war in Iraq is helping to identify areas where particular services are needed,
according to Col. E. Cameron Ritchie, M.C.
Ritchie, a psychiatrist who consults to the U.S. Army surgeon general,
addressed the military's response to mental health challenges at the annual
Mental Illness Awareness Week symposium on Capitol Hill last month sponsored
by APA and the National Alliance for the Mentally Ill (NAMI).
"We have been at war for four years, and we are tired, but we have
learned a lot," she said.
Among the mental health lessons the military has learned so far is the
realization that troops suffering from combat-induced stress may display a
wide range of reactions.

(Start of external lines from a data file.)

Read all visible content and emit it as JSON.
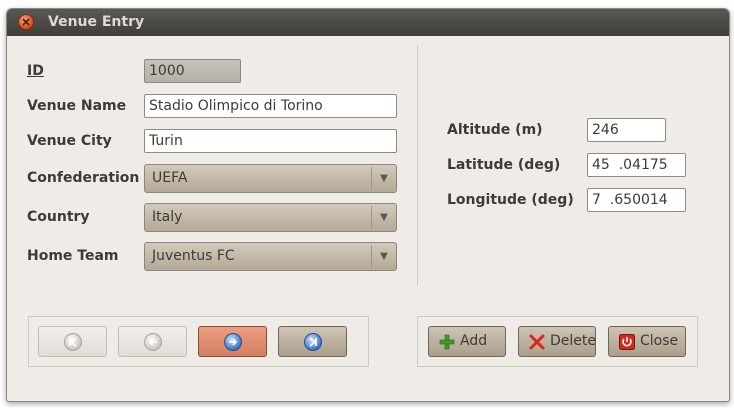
{
  "window": {
    "title": "Venue Entry"
  },
  "left_labels": {
    "id": "ID",
    "venue_name": "Venue Name",
    "venue_city": "Venue City",
    "confederation": "Confederation",
    "country": "Country",
    "home_team": "Home Team"
  },
  "fields": {
    "id": "1000",
    "venue_name": "Stadio Olimpico di Torino",
    "venue_city": "Turin",
    "confederation": "UEFA",
    "country": "Italy",
    "home_team": "Juventus FC"
  },
  "right_labels": {
    "altitude": "Altitude (m)",
    "latitude": "Latitude (deg)",
    "longitude": "Longitude (deg)"
  },
  "right_fields": {
    "altitude": "246",
    "latitude": "45  .04175",
    "longitude": "7  .650014"
  },
  "actions": {
    "add": "Add",
    "delete": "Delete",
    "close": "Close"
  },
  "icons": {
    "window_close": "close-icon",
    "first": "first-record-icon",
    "previous": "previous-record-icon",
    "next": "next-record-icon",
    "last": "last-record-icon",
    "add": "plus-icon",
    "delete": "delete-x-icon",
    "close": "power-icon"
  },
  "colors": {
    "titlebar": "#3e3d39",
    "window_bg": "#efebe7",
    "next_button": "#e1906f",
    "close_accent": "#dd4814"
  }
}
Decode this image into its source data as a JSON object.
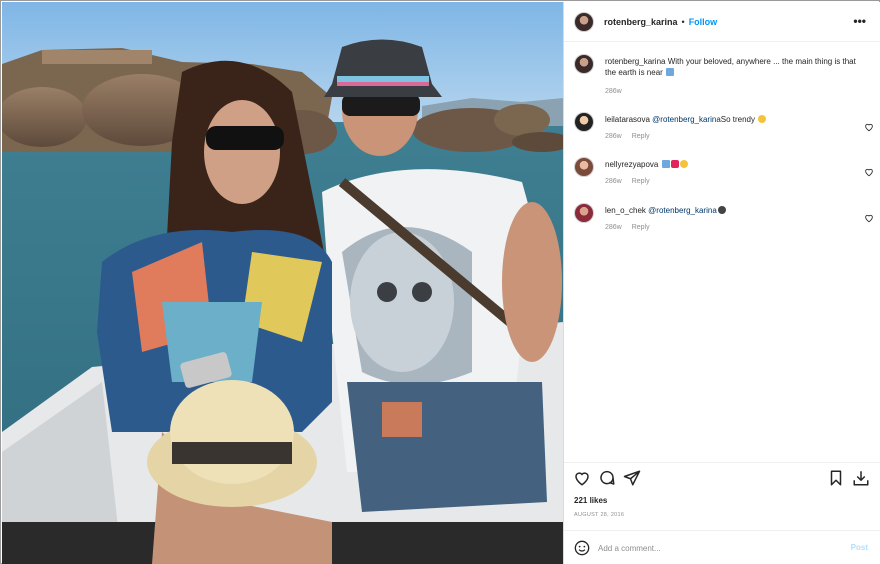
{
  "post": {
    "username": "rotenberg_karina",
    "separator": "•",
    "follow_label": "Follow",
    "more_icon": "•••"
  },
  "caption": {
    "username": "rotenberg_karina",
    "text": "With your beloved, anywhere ... the main thing is that the earth is near",
    "age": "286w"
  },
  "comments": [
    {
      "username": "leilatarasova",
      "mention": "@rotenberg_karina",
      "text": "So trendy",
      "age": "286w",
      "reply_label": "Reply"
    },
    {
      "username": "nellyrezyapova",
      "mention": "",
      "text": "",
      "age": "286w",
      "reply_label": "Reply"
    },
    {
      "username": "len_o_chek",
      "mention": "@rotenberg_karina",
      "text": "",
      "age": "286w",
      "reply_label": "Reply"
    }
  ],
  "footer": {
    "likes": "221 likes",
    "date": "AUGUST 28, 2016",
    "comment_placeholder": "Add a comment...",
    "post_label": "Post"
  },
  "colors": {
    "link_blue": "#0095f6",
    "post_disabled": "#b2dffc",
    "muted": "#8e8e8e"
  },
  "icons": [
    "heart-icon",
    "comment-icon",
    "share-icon",
    "bookmark-icon",
    "download-icon",
    "emoji-icon",
    "more-icon"
  ]
}
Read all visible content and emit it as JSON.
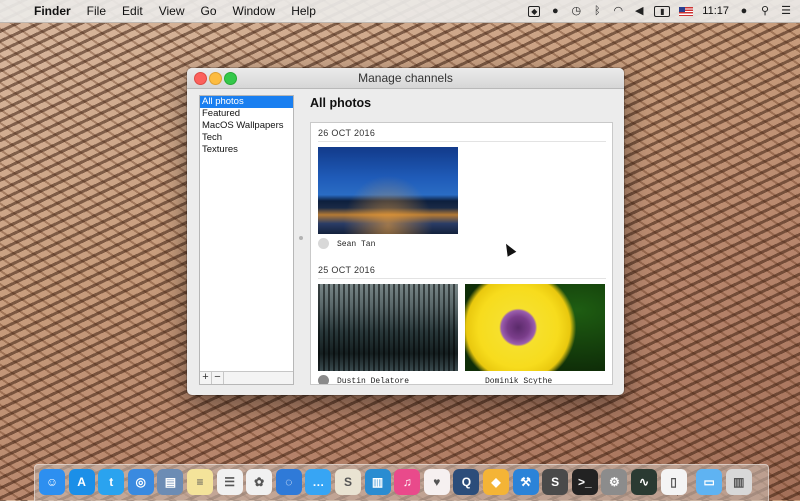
{
  "menubar": {
    "apple": "",
    "items": [
      "Finder",
      "File",
      "Edit",
      "View",
      "Go",
      "Window",
      "Help"
    ],
    "clock": "11:17",
    "status_icons": [
      "dropbox-icon",
      "record-icon",
      "time-machine-icon",
      "bluetooth-icon",
      "wifi-icon",
      "volume-icon",
      "battery-icon",
      "flag-us-icon",
      "user-icon",
      "spotlight-icon",
      "notification-center-icon"
    ]
  },
  "window": {
    "title": "Manage channels",
    "sidebar": {
      "items": [
        "All photos",
        "Featured",
        "MacOS Wallpapers",
        "Tech",
        "Textures"
      ],
      "selected_index": 0,
      "add_label": "+",
      "remove_label": "−"
    },
    "main": {
      "title": "All photos",
      "groups": [
        {
          "date": "26 OCT 2016",
          "photos": [
            {
              "author": "Sean Tan",
              "subject": "city-skyline-night"
            }
          ]
        },
        {
          "date": "25 OCT 2016",
          "photos": [
            {
              "author": "Dustin Delatore",
              "subject": "forest-lake"
            },
            {
              "author": "Dominik Scythe",
              "subject": "yellow-daisy"
            }
          ]
        }
      ]
    }
  },
  "dock": {
    "apps": [
      {
        "name": "finder-icon",
        "glyph": "☺",
        "color": "#2d8ff0"
      },
      {
        "name": "app-store-icon",
        "glyph": "A",
        "color": "#1b8fe8"
      },
      {
        "name": "twitter-icon",
        "glyph": "t",
        "color": "#2aa3ef"
      },
      {
        "name": "safari-icon",
        "glyph": "◎",
        "color": "#3a8ae0"
      },
      {
        "name": "preview-icon",
        "glyph": "▤",
        "color": "#6c8cb4"
      },
      {
        "name": "notes-icon",
        "glyph": "≡",
        "color": "#f4e39a"
      },
      {
        "name": "reminders-icon",
        "glyph": "☰",
        "color": "#f1f1f1"
      },
      {
        "name": "photos-icon",
        "glyph": "✿",
        "color": "#f1f1f1"
      },
      {
        "name": "signal-icon",
        "glyph": "◌",
        "color": "#2f7ad8"
      },
      {
        "name": "messages-icon",
        "glyph": "…",
        "color": "#37a5f4"
      },
      {
        "name": "slack-icon",
        "glyph": "S",
        "color": "#e9e3d2"
      },
      {
        "name": "trello-icon",
        "glyph": "▥",
        "color": "#2a8cd1"
      },
      {
        "name": "itunes-icon",
        "glyph": "♫",
        "color": "#e94a8b"
      },
      {
        "name": "health-icon",
        "glyph": "♥",
        "color": "#f6f0f0"
      },
      {
        "name": "quicktime-icon",
        "glyph": "Q",
        "color": "#2c4d7a"
      },
      {
        "name": "sketch-icon",
        "glyph": "◆",
        "color": "#f4b436"
      },
      {
        "name": "xcode-icon",
        "glyph": "⚒",
        "color": "#2b83d8"
      },
      {
        "name": "sublime-text-icon",
        "glyph": "S",
        "color": "#4a4a4a"
      },
      {
        "name": "terminal-icon",
        "glyph": ">_",
        "color": "#222222"
      },
      {
        "name": "system-preferences-icon",
        "glyph": "⚙",
        "color": "#8c8c8c"
      },
      {
        "name": "activity-monitor-icon",
        "glyph": "∿",
        "color": "#2a3a32"
      },
      {
        "name": "document-icon",
        "glyph": "▯",
        "color": "#f4f4f4"
      },
      {
        "name": "folder-icon",
        "glyph": "▭",
        "color": "#5fb3f2"
      },
      {
        "name": "trash-icon",
        "glyph": "▥",
        "color": "#d8d8d8"
      }
    ]
  }
}
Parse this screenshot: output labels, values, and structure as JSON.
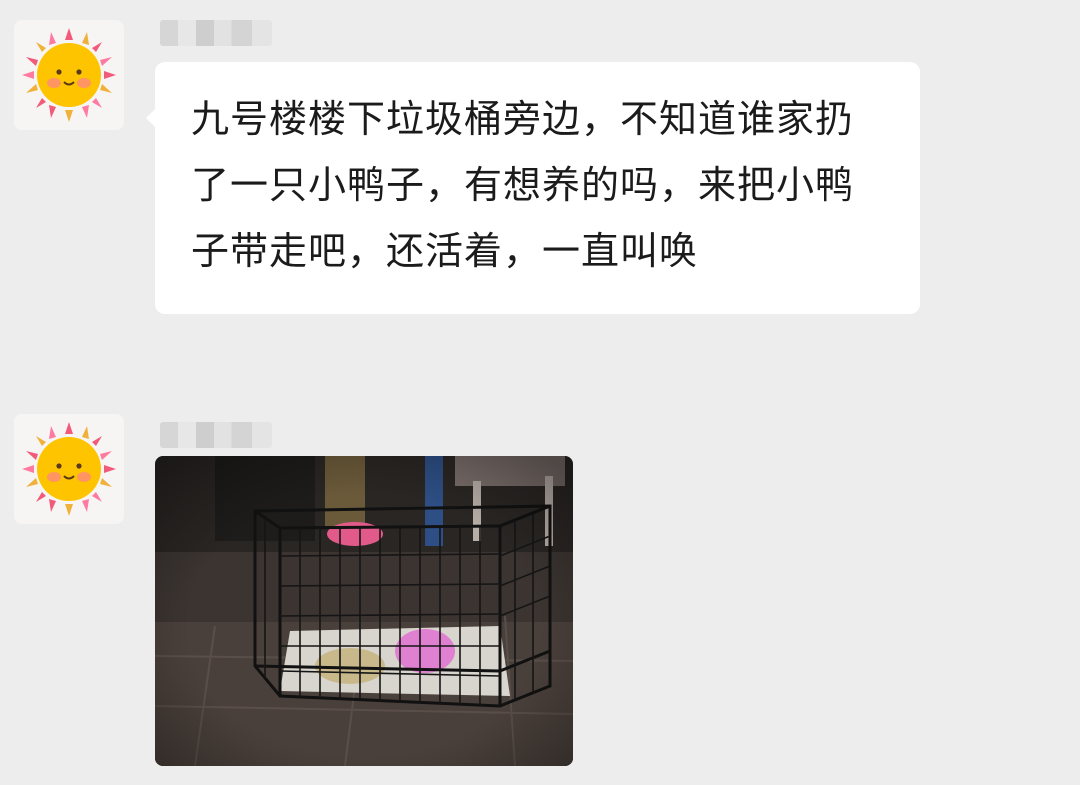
{
  "chat": {
    "messages": [
      {
        "type": "text",
        "sender_avatar": "sun-avatar-icon",
        "sender_name": "",
        "text": "九号楼楼下垃圾桶旁边，不知道谁家扔了一只小鸭子，有想养的吗，来把小鸭子带走吧，还活着，一直叫唤"
      },
      {
        "type": "image",
        "sender_avatar": "sun-avatar-icon",
        "sender_name": "",
        "image_subject": "dog-crate-photo"
      }
    ]
  },
  "colors": {
    "background": "#ededed",
    "bubble": "#ffffff",
    "text": "#1b1b1b",
    "sun": "#ffc400",
    "cheek": "#ff8a7a"
  }
}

That stress, she said, affects those deployed and
The military has found that its attempts to improve the diagnosis and
treatment of stress-related reactions in areas where combat troops are
deployed frequently produced positive results among soldiers and Marines
stationed in Iraq, according to the 2004 findings of the Army surgeon
general's Mental Health Advisory Team, on which Ritchie served.
"We found things have improved, but more work is needed to improve
access to care," Ritchie said. For instance, the team found a 96 percent"
return to duty rate" among soldiers treated by military
behavioral health care providers close to where their units were deployed. The
team also found that a sufficient number of behavioral health personnel were
deployed in Iraq and Kuwait overall, but the smaller, forward-operating bases
The armed forces also are trying to improve the mental health care
available for soldiers after they return. The military's research found that
among returning troops risky behaviors increase, as do substance abuse and
domestic violence, Ritchie said.
A mental health program known as Post-Deployment Health Reassessment is in
pilot testing at Fort Hood, in Killeen, Texas. The program, which will be
applied to all active-duty and reserve units beginning in January 2006, aims
to assess the mental health of soldiers three to six months after they return
from combat deployment, after the so-called honeymoon period. The program
intends to identify and treat soldiers with mental health problems that may
not manifest for months after returning from combat.
According to the initial findings from the pilot test, up to 19 percent of
soldiers and marines tested positive for mental health problems three to six
months after they returned from Iraq.
Assessing the presence and significance of mental health problems in troops
is complicated by the "redeployment window" in which they serve
multiple combat tours, Ritchie said.
Military health officials continue to examine complicated questions,
Ritchie said, such as what level of psychiatric symptoms should preclude
troops from redeployment.